In a previous article titled “Interviewing Tips for Interviewers,” I gave interviewers five tips for interviewing. These tips are:

  1. When interviewing candidates, be personable and professional.
  2. Be prepared. You expect the candidate to do their homework, do yours.
  3. Don’t read from a list of ‘canned’ questions during an interview….probe into the background of the candidate.
  4. Have a conversation with the candidate…don’t talk ‘at’ them.
  5. Understand the role that the candidate is interviewing for.

I think I need to add one more item to this list due to a recent experience.

I’ve recently had an experience where I flew across the country to interview for a position that I thought to be a senior level position within the company. What I thought the job was was much different than what it actually was….and to make matters worse, the people interviewing me (all eight of them) had different ideas of what the position was that they were interviewing for.

Let me reiterate…each person had a different idea about what the job was…eight different people interviewing me for basically what felt like eight different positions. One person asked me about my leadership abilities and how I went about business development. The next asked about my knowledge of J2EE and the next about my project management skills. The following person asked me about my .NET development skills. Another asked about my network architecture background. At the end of the day I felt like I’d interviewed for eight different positions.

Now…I really hope they didn’t expect me (or anyone else) to have all the skills they asked about. If they were trying to hire a Managing Director who also developed software in both J2EE and .NET and who also was a network architect…more power to them.

So…time to add another tip to add to the list:

6. Be crystal clear about the role you are trying to fill. A high-level description should clearly state the what/why/how/when for the role. After describing the role, make sure your interview team understands the role too.

Most positions today require employees to wear many different hats and to be very flexible in their assignments. This flexibility and multiple responsibilities can make it difficult for interviewers to communicate the essence of the position they are trying to fill but some basic understanding of the roles/responsibilities is necessary before interviewing.
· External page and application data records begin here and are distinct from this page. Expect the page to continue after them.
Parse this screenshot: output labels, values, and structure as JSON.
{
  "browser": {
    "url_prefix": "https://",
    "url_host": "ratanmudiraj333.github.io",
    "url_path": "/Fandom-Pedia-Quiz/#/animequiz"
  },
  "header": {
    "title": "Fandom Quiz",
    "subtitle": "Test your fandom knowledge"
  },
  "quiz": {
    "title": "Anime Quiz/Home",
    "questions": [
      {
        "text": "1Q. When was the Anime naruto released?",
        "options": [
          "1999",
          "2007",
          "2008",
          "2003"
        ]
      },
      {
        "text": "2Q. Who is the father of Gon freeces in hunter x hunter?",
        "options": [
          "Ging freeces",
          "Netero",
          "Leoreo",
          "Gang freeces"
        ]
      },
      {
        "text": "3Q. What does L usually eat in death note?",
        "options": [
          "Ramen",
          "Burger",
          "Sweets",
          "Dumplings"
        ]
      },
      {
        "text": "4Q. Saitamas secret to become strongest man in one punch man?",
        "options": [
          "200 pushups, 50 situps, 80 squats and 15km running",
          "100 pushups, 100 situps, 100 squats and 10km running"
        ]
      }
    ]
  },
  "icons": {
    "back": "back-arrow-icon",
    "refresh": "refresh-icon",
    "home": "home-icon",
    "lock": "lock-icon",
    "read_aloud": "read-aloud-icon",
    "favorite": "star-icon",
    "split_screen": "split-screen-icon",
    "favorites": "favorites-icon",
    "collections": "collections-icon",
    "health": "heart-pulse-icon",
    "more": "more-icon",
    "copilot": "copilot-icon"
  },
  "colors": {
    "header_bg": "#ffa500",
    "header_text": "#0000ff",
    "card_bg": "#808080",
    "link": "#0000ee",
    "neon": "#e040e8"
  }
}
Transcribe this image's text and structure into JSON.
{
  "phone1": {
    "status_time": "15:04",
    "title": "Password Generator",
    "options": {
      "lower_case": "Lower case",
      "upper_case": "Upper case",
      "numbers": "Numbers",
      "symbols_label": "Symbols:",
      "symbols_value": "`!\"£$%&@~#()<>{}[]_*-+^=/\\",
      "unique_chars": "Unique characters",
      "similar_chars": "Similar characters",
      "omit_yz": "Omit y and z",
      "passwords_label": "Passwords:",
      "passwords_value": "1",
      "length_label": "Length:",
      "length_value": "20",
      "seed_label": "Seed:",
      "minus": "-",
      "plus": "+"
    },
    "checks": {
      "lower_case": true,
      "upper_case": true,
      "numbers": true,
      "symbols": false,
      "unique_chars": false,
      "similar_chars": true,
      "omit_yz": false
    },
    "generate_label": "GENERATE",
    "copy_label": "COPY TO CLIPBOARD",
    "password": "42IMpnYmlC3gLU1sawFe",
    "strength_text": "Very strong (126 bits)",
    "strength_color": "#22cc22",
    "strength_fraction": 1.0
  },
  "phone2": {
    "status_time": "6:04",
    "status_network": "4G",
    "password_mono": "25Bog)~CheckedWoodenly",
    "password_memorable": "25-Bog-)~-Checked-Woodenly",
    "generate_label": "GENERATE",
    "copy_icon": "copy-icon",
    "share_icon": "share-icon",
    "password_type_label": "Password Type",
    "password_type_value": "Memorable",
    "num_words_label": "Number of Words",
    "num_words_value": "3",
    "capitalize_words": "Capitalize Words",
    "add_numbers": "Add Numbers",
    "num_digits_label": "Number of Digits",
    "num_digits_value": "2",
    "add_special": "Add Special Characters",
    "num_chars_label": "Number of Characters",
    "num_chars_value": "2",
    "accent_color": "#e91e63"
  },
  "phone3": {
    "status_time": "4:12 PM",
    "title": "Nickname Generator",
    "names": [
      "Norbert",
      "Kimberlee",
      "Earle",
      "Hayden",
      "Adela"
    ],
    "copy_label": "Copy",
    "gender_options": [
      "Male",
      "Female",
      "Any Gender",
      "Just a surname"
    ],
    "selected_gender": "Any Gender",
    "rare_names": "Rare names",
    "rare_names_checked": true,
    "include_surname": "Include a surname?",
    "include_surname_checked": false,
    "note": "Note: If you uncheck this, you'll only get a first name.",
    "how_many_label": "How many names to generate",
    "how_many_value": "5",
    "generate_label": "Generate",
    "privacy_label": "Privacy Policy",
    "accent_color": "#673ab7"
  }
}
Before posting a job opening, be very sure you know how to describe the job and be especially sure that the team members doing the interviewing understand the job and the role that person will play in the organization.

[tags] Human Resources, organization, Management, Leadership, Interviewing Tips [/tags]